Did I mention Pop’s big award? I’ll get to that later.
From 1933 to 1968, Pop built National Park roads. I wish I could remember them all—roads through Bryce Canyon, Grand Canyon, and Zion National Parks. Those roads were Pop’s careful embroidery. And Lassen Park was Pop’s great escape. Someday, I’ll go and drive on all of Pop’s roads, but there is so little time anymore. So many meaningless and mundane things to do—unlike magical rides in the snowplow.
Now and then, I leaf through the frail black pages of Pop’s photo albums stuffed with sepia-tone photos that fall onto my lap. Ice and tunnels, successes and failures, a finished bridge or a tractor gone over a cliff. I marvel at the antiquity of the Caterpillars, graders and dump trucks, and, of course, Pop and his crew posing with grins and shovels. One photo has a handwritten caption: "Broke down — stuck in canyon two weeks.” I wonder if tourists motorhoming along Wyoming’s Highway 89, gaze up at the Tetons and think of men cutting the road with picks, shovels, and 1930’s bulldozers that went “chicky, chicka, chic-chic-chic.”
Craters of The Moon National Monument, Idaho. They (the vague *they* of my childhood) couldn’t slice through the Craters' near-impermeable sheets of rock. They called Pop. He drove a long, yellow, praying mantis of a grader up onto a flatbed trailer and towed it from Lassen Park to Craters of The Moon. We lived there for five weeks while Pop carved roads through that strangely beautiful black landscape. In 1996, I went there. At night, I saw people leave their tents and campers to sleep on the ground with their fingers submerged in red and black cinder. "I don’t want to leave here.” I told my husband. Perhaps I didn’t want to leave Pop again.
Pop had a little sign on the dash of his 1948 International pickup:
WORK IS LIFE
GOOD WORK IS GOOD LIFE
Oh yes! Pop’s big award—The Meritorious Service Award from the Department of the Interior for all those roads he built.
Cancer certainly ruins everything.

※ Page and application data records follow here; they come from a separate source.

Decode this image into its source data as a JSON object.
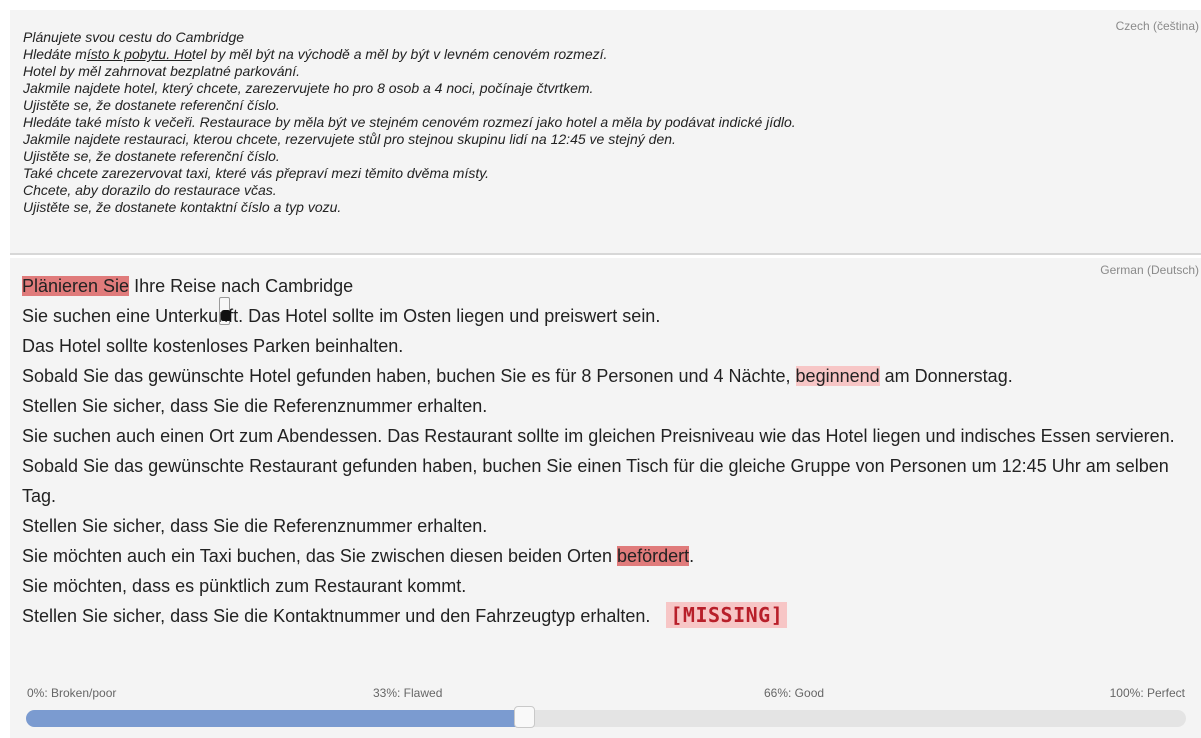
{
  "source": {
    "language": "Czech (čeština)",
    "lines": [
      "Plánujete svou cestu do Cambridge",
      [
        "Hledáte m",
        "ísto k pobytu. Ho",
        "tel by měl být na východě a měl by být v levném cenovém rozmezí."
      ],
      "Hotel by měl zahrnovat bezplatné parkování.",
      "Jakmile najdete hotel, který chcete, zarezervujete ho pro 8 osob a 4 noci, počínaje čtvrtkem.",
      "Ujistěte se, že dostanete referenční číslo.",
      "Hledáte také místo k večeři. Restaurace by měla být ve stejném cenovém rozmezí jako hotel a měla by podávat indické jídlo.",
      "Jakmile najdete restauraci, kterou chcete, rezervujete stůl pro stejnou skupinu lidí na 12:45 ve stejný den.",
      "Ujistěte se, že dostanete referenční číslo.",
      "Také chcete zarezervovat taxi, které vás přepraví mezi těmito dvěma místy.",
      "Chcete, aby dorazilo do restaurace včas.",
      "Ujistěte se, že dostanete kontaktní číslo a typ vozu."
    ]
  },
  "target": {
    "language": "German (Deutsch)",
    "line1": {
      "highlight": "Plänieren Sie",
      "rest": " Ihre Reise nach Cambridge"
    },
    "line2": "Sie suchen eine Unterkunft. Das Hotel sollte im Osten liegen und preiswert sein.",
    "line3": "Das Hotel sollte kostenloses Parken beinhalten.",
    "line4": {
      "before": "Sobald Sie das gewünschte Hotel gefunden haben, buchen Sie es für 8 Personen und 4 Nächte, ",
      "highlight": "beginnend",
      "after": " am Donnerstag."
    },
    "line5": "Stellen Sie sicher, dass Sie die Referenznummer erhalten.",
    "line6": "Sie suchen auch einen Ort zum Abendessen. Das Restaurant sollte im gleichen Preisniveau wie das Hotel liegen und indisches Essen servieren.",
    "line7": "Sobald Sie das gewünschte Restaurant gefunden haben, buchen Sie einen Tisch für die gleiche Gruppe von Personen um 12:45 Uhr am selben Tag.",
    "line8": "Stellen Sie sicher, dass Sie die Referenznummer erhalten.",
    "line9": {
      "before": "Sie möchten auch ein Taxi buchen, das Sie zwischen diesen beiden Orten ",
      "highlight": "befördert",
      "after": "."
    },
    "line10": "Sie möchten, dass es pünktlich zum Restaurant kommt.",
    "line11": {
      "text": "Stellen Sie sicher, dass Sie die Kontaktnummer und den Fahrzeugtyp erhalten.",
      "missing": "[MISSING]"
    }
  },
  "scale": {
    "labels": [
      "0%: Broken/poor",
      "33%: Flawed",
      "66%: Good",
      "100%: Perfect"
    ],
    "value_fraction": 0.43
  },
  "colors": {
    "highlight_strong": "#e07b7b",
    "highlight_light": "#f7c6c6",
    "slider_fill": "#7b9bd0"
  }
}
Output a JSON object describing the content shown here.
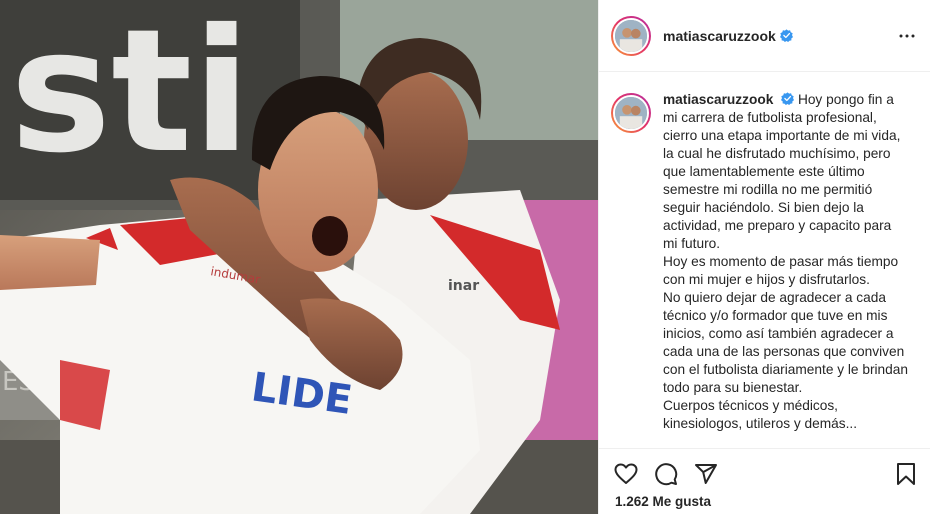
{
  "header": {
    "username": "matiascaruzzook",
    "verified_icon": "verified-badge-icon",
    "more_icon": "more-options-icon"
  },
  "photo": {
    "jersey_sponsor": "LIDE",
    "sleeve_brand": "inar",
    "chest_text": "indumar",
    "background_sign_letters": "sti",
    "background_ad_text": "ESPORTES"
  },
  "caption": {
    "username": "matiascaruzzook",
    "paragraphs": [
      "Hoy pongo fin a mi carrera de futbolista profesional, cierro una etapa importante de mi vida, la cual he disfrutado muchísimo, pero que lamentablemente este último semestre mi rodilla no me permitió seguir haciéndolo. Si bien dejo la actividad, me preparo y capacito para mi futuro.",
      "Hoy es momento de pasar más tiempo con mi mujer e hijos y disfrutarlos.",
      "No quiero dejar de agradecer a cada técnico y/o formador que tuve en mis inicios, como así también agradecer a cada una de las personas que conviven con el futbolista diariamente y le brindan todo para su bienestar.",
      "Cuerpos técnicos y médicos, kinesiologos, utileros y demás..."
    ]
  },
  "actions": {
    "like_icon": "heart-icon",
    "comment_icon": "comment-icon",
    "share_icon": "share-icon",
    "save_icon": "bookmark-icon"
  },
  "likes": {
    "text": "1.262 Me gusta"
  },
  "colors": {
    "verified": "#3897f0",
    "border": "#efefef",
    "text": "#262626",
    "jersey_red": "#d32a2b"
  }
}
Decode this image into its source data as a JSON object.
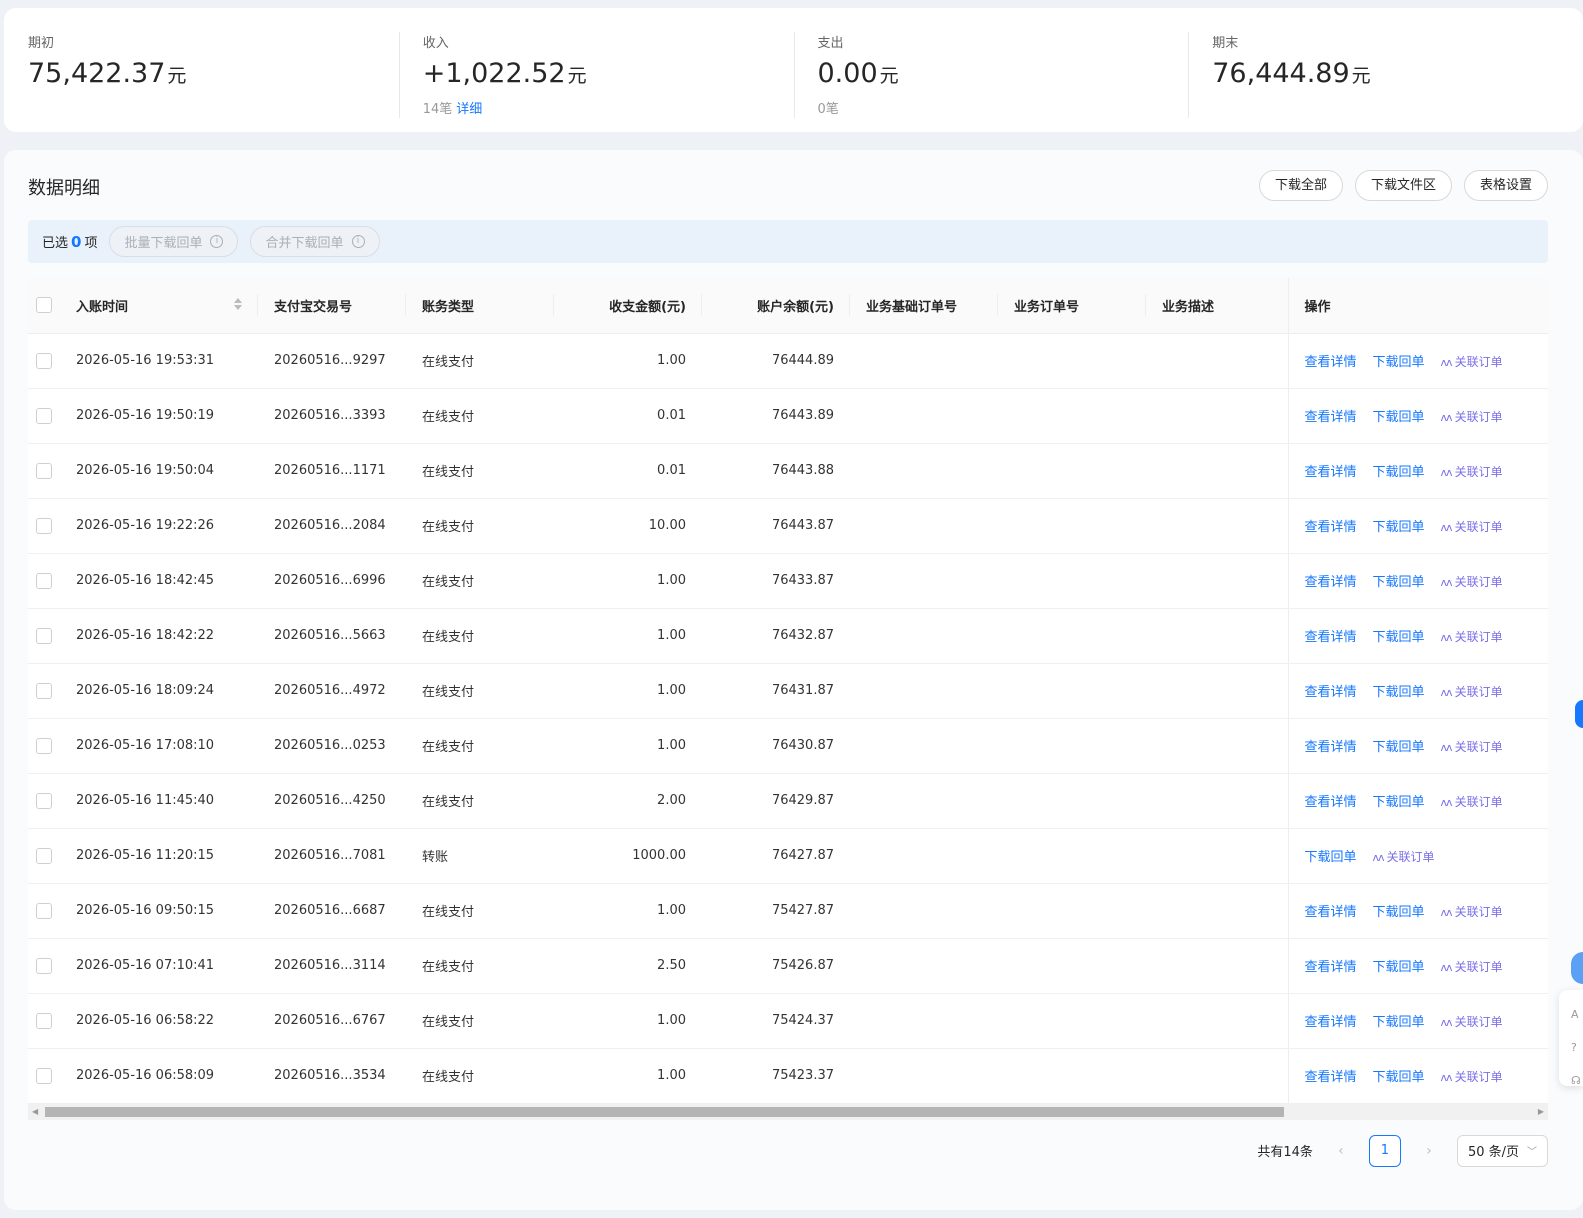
{
  "summary": [
    {
      "label": "期初",
      "value": "75,422.37",
      "unit": "元",
      "count": "",
      "link": ""
    },
    {
      "label": "收入",
      "value": "+1,022.52",
      "unit": "元",
      "count": "14笔",
      "link": "详细"
    },
    {
      "label": "支出",
      "value": "0.00",
      "unit": "元",
      "count": "0笔",
      "link": ""
    },
    {
      "label": "期末",
      "value": "76,444.89",
      "unit": "元",
      "count": "",
      "link": ""
    }
  ],
  "panel": {
    "title": "数据明细",
    "buttons": [
      "下载全部",
      "下载文件区",
      "表格设置"
    ]
  },
  "selection": {
    "prefix": "已选",
    "count": "0",
    "suffix": "项",
    "batch_download": "批量下载回单",
    "merge_download": "合并下载回单"
  },
  "table": {
    "columns": [
      "入账时间",
      "支付宝交易号",
      "账务类型",
      "收支金额(元)",
      "账户余额(元)",
      "业务基础订单号",
      "业务订单号",
      "业务描述",
      "操作"
    ],
    "actions": {
      "detail": "查看详情",
      "download": "下载回单",
      "link_order": "关联订单",
      "ai_glyph": "ʌʌ"
    },
    "rows": [
      {
        "time": "2026-05-16 19:53:31",
        "trade_no": "20260516...9297",
        "type": "在线支付",
        "amount": "1.00",
        "balance": "76444.89",
        "has_detail": true
      },
      {
        "time": "2026-05-16 19:50:19",
        "trade_no": "20260516...3393",
        "type": "在线支付",
        "amount": "0.01",
        "balance": "76443.89",
        "has_detail": true
      },
      {
        "time": "2026-05-16 19:50:04",
        "trade_no": "20260516...1171",
        "type": "在线支付",
        "amount": "0.01",
        "balance": "76443.88",
        "has_detail": true
      },
      {
        "time": "2026-05-16 19:22:26",
        "trade_no": "20260516...2084",
        "type": "在线支付",
        "amount": "10.00",
        "balance": "76443.87",
        "has_detail": true
      },
      {
        "time": "2026-05-16 18:42:45",
        "trade_no": "20260516...6996",
        "type": "在线支付",
        "amount": "1.00",
        "balance": "76433.87",
        "has_detail": true
      },
      {
        "time": "2026-05-16 18:42:22",
        "trade_no": "20260516...5663",
        "type": "在线支付",
        "amount": "1.00",
        "balance": "76432.87",
        "has_detail": true
      },
      {
        "time": "2026-05-16 18:09:24",
        "trade_no": "20260516...4972",
        "type": "在线支付",
        "amount": "1.00",
        "balance": "76431.87",
        "has_detail": true
      },
      {
        "time": "2026-05-16 17:08:10",
        "trade_no": "20260516...0253",
        "type": "在线支付",
        "amount": "1.00",
        "balance": "76430.87",
        "has_detail": true
      },
      {
        "time": "2026-05-16 11:45:40",
        "trade_no": "20260516...4250",
        "type": "在线支付",
        "amount": "2.00",
        "balance": "76429.87",
        "has_detail": true
      },
      {
        "time": "2026-05-16 11:20:15",
        "trade_no": "20260516...7081",
        "type": "转账",
        "amount": "1000.00",
        "balance": "76427.87",
        "has_detail": false
      },
      {
        "time": "2026-05-16 09:50:15",
        "trade_no": "20260516...6687",
        "type": "在线支付",
        "amount": "1.00",
        "balance": "75427.87",
        "has_detail": true
      },
      {
        "time": "2026-05-16 07:10:41",
        "trade_no": "20260516...3114",
        "type": "在线支付",
        "amount": "2.50",
        "balance": "75426.87",
        "has_detail": true
      },
      {
        "time": "2026-05-16 06:58:22",
        "trade_no": "20260516...6767",
        "type": "在线支付",
        "amount": "1.00",
        "balance": "75424.37",
        "has_detail": true
      },
      {
        "time": "2026-05-16 06:58:09",
        "trade_no": "20260516...3534",
        "type": "在线支付",
        "amount": "1.00",
        "balance": "75423.37",
        "has_detail": true
      }
    ]
  },
  "pagination": {
    "total": "共有14条",
    "current_page": "1",
    "page_size": "50 条/页"
  },
  "colors": {
    "accent": "#1677ff",
    "ai_link": "#7a6fe8"
  }
}
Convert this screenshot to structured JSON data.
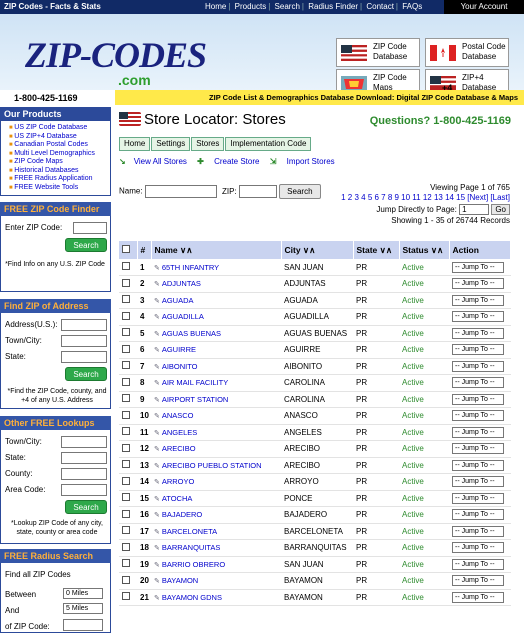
{
  "topbar": {
    "site": "ZIP Codes - Facts & Stats",
    "nav": [
      "Home",
      "Products",
      "Search",
      "Radius Finder",
      "Contact",
      "FAQs"
    ],
    "account": "Your Account"
  },
  "header": {
    "logo": "ZIP-CODES",
    "logo_sub": ".com",
    "boxes": [
      {
        "label": "ZIP Code Database"
      },
      {
        "label": "Postal Code Database"
      },
      {
        "label": "ZIP Code Maps"
      },
      {
        "label": "ZIP+4 Database"
      }
    ]
  },
  "phone": "1-800-425-1169",
  "download": "ZIP Code List & Demographics Database Download: Digital ZIP Code Database & Maps",
  "sidebar": {
    "products_title": "Our Products",
    "products": [
      "US ZIP Code Database",
      "US ZIP+4 Database",
      "Canadian Postal Codes",
      "Multi Level Demographics",
      "ZIP Code Maps",
      "Historical Databases",
      "FREE Radius Application",
      "FREE Website Tools"
    ],
    "finder_title": "FREE ZIP Code Finder",
    "finder_label": "Enter ZIP Code:",
    "finder_btn": "Search",
    "finder_note": "*Find Info on any U.S. ZIP Code",
    "address_title": "Find ZIP of Address",
    "address_l1": "Address(U.S.):",
    "address_l2": "Town/City:",
    "address_l3": "State:",
    "address_btn": "Search",
    "address_note": "*Find the ZIP Code, county, and +4 of any U.S. Address",
    "lookup_title": "Other FREE Lookups",
    "lookup_l1": "Town/City:",
    "lookup_l2": "State:",
    "lookup_l3": "County:",
    "lookup_l4": "Area Code:",
    "lookup_btn": "Search",
    "lookup_note": "*Lookup ZIP Code of any city, state, county or area code",
    "radius_title": "FREE Radius Search",
    "radius_l0": "Find all ZIP Codes",
    "radius_l1": "Between",
    "radius_v1": "0 Miles",
    "radius_l2": "And",
    "radius_v2": "5 Miles",
    "radius_l3": "of ZIP Code:"
  },
  "main": {
    "title": "Store Locator: Stores",
    "question": "Questions? 1-800-425-1169",
    "tabs": [
      "Home",
      "Settings",
      "Stores",
      "Implementation Code"
    ],
    "actions": [
      "View All Stores",
      "Create Store",
      "Import Stores"
    ],
    "name_label": "Name:",
    "zip_label": "ZIP:",
    "search_btn": "Search",
    "viewing": "Viewing Page 1 of 765",
    "pages": "1 2 3 4 5 6 7 8 9 10 11 12 13 14 15 [Next] [Last]",
    "jump_label": "Jump Directly to Page:",
    "jump_value": "1",
    "go": "Go",
    "showing": "Showing 1 - 35 of 26744 Records",
    "columns": [
      "#",
      "Name ∨∧",
      "City ∨∧",
      "State ∨∧",
      "Status ∨∧",
      "Action"
    ],
    "jump_to": "-- Jump To --",
    "rows": [
      {
        "n": "1",
        "name": "65TH INFANTRY",
        "city": "SAN JUAN",
        "state": "PR",
        "status": "Active"
      },
      {
        "n": "2",
        "name": "ADJUNTAS",
        "city": "ADJUNTAS",
        "state": "PR",
        "status": "Active"
      },
      {
        "n": "3",
        "name": "AGUADA",
        "city": "AGUADA",
        "state": "PR",
        "status": "Active"
      },
      {
        "n": "4",
        "name": "AGUADILLA",
        "city": "AGUADILLA",
        "state": "PR",
        "status": "Active"
      },
      {
        "n": "5",
        "name": "AGUAS BUENAS",
        "city": "AGUAS BUENAS",
        "state": "PR",
        "status": "Active"
      },
      {
        "n": "6",
        "name": "AGUIRRE",
        "city": "AGUIRRE",
        "state": "PR",
        "status": "Active"
      },
      {
        "n": "7",
        "name": "AIBONITO",
        "city": "AIBONITO",
        "state": "PR",
        "status": "Active"
      },
      {
        "n": "8",
        "name": "AIR MAIL FACILITY",
        "city": "CAROLINA",
        "state": "PR",
        "status": "Active"
      },
      {
        "n": "9",
        "name": "AIRPORT STATION",
        "city": "CAROLINA",
        "state": "PR",
        "status": "Active"
      },
      {
        "n": "10",
        "name": "ANASCO",
        "city": "ANASCO",
        "state": "PR",
        "status": "Active"
      },
      {
        "n": "11",
        "name": "ANGELES",
        "city": "ANGELES",
        "state": "PR",
        "status": "Active"
      },
      {
        "n": "12",
        "name": "ARECIBO",
        "city": "ARECIBO",
        "state": "PR",
        "status": "Active"
      },
      {
        "n": "13",
        "name": "ARECIBO PUEBLO STATION",
        "city": "ARECIBO",
        "state": "PR",
        "status": "Active"
      },
      {
        "n": "14",
        "name": "ARROYO",
        "city": "ARROYO",
        "state": "PR",
        "status": "Active"
      },
      {
        "n": "15",
        "name": "ATOCHA",
        "city": "PONCE",
        "state": "PR",
        "status": "Active"
      },
      {
        "n": "16",
        "name": "BAJADERO",
        "city": "BAJADERO",
        "state": "PR",
        "status": "Active"
      },
      {
        "n": "17",
        "name": "BARCELONETA",
        "city": "BARCELONETA",
        "state": "PR",
        "status": "Active"
      },
      {
        "n": "18",
        "name": "BARRANQUITAS",
        "city": "BARRANQUITAS",
        "state": "PR",
        "status": "Active"
      },
      {
        "n": "19",
        "name": "BARRIO OBRERO",
        "city": "SAN JUAN",
        "state": "PR",
        "status": "Active"
      },
      {
        "n": "20",
        "name": "BAYAMON",
        "city": "BAYAMON",
        "state": "PR",
        "status": "Active"
      },
      {
        "n": "21",
        "name": "BAYAMON GDNS",
        "city": "BAYAMON",
        "state": "PR",
        "status": "Active"
      }
    ]
  }
}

Cancer is wolves lurking the frosted meadows of our lives. During winter of 1965, rabid wolves (they were coyotes, but I called them wolves) attacked the snowplow, which was very unusual and frightening. Pop was diagnosed with prostate cancer in 1991. The cancer devoured his strength and brilliance like shingles on the Browns’ burning roof, with nothing cool and white to smother the pain —and left me to ask, where did the wolves come from?
Did I mention Death Valley National Monument? Atom bombs?
Death Valley National Monument. Our bad fortune. Bomb tests were conducted in the Nevada desert in the ‘40s, ’50s and ‘60s, and many park service folk were allowed on-site. The light from atomic blasts was whiter than anything we could imagine. Twenty-six bombs were tested while we were there—some with ominous names like Upshot-Knothole “Dirty” Harry and the 43-kiloton Shot Simon.
It didn’t take long to become sick. Men drove to our house with bright orange medicine. So much iodine and vomiting. Las Vegas. A hospital with metal cribs. Too weak to cry.
Pop demanded a transfer to anywhere! And, we scrambled away from Death Valley and the mushroom clouds. He brought us to Lassen Park in 1953, where life was clean with not so many gamma rays to contend with. Lassen had snowy winters and snowplows and starry nights that were never cold. Stars …
…the Star of David. Below his name is written, “Master Sergeant, United States Army, World War II.” It says nothing of the snowplow or the Meritorious Service Award, Bryce Canyon or the Browns’ house. I need to work on that. Work is life. Good work is good life.https://i.imgur.com/KxMMVDM.jpg
I give Concrete Zipper and RfM permission to use this story any way they like.
Edited 1 time(s). Last edit at 11/30/2018 01:28AM by kathleen.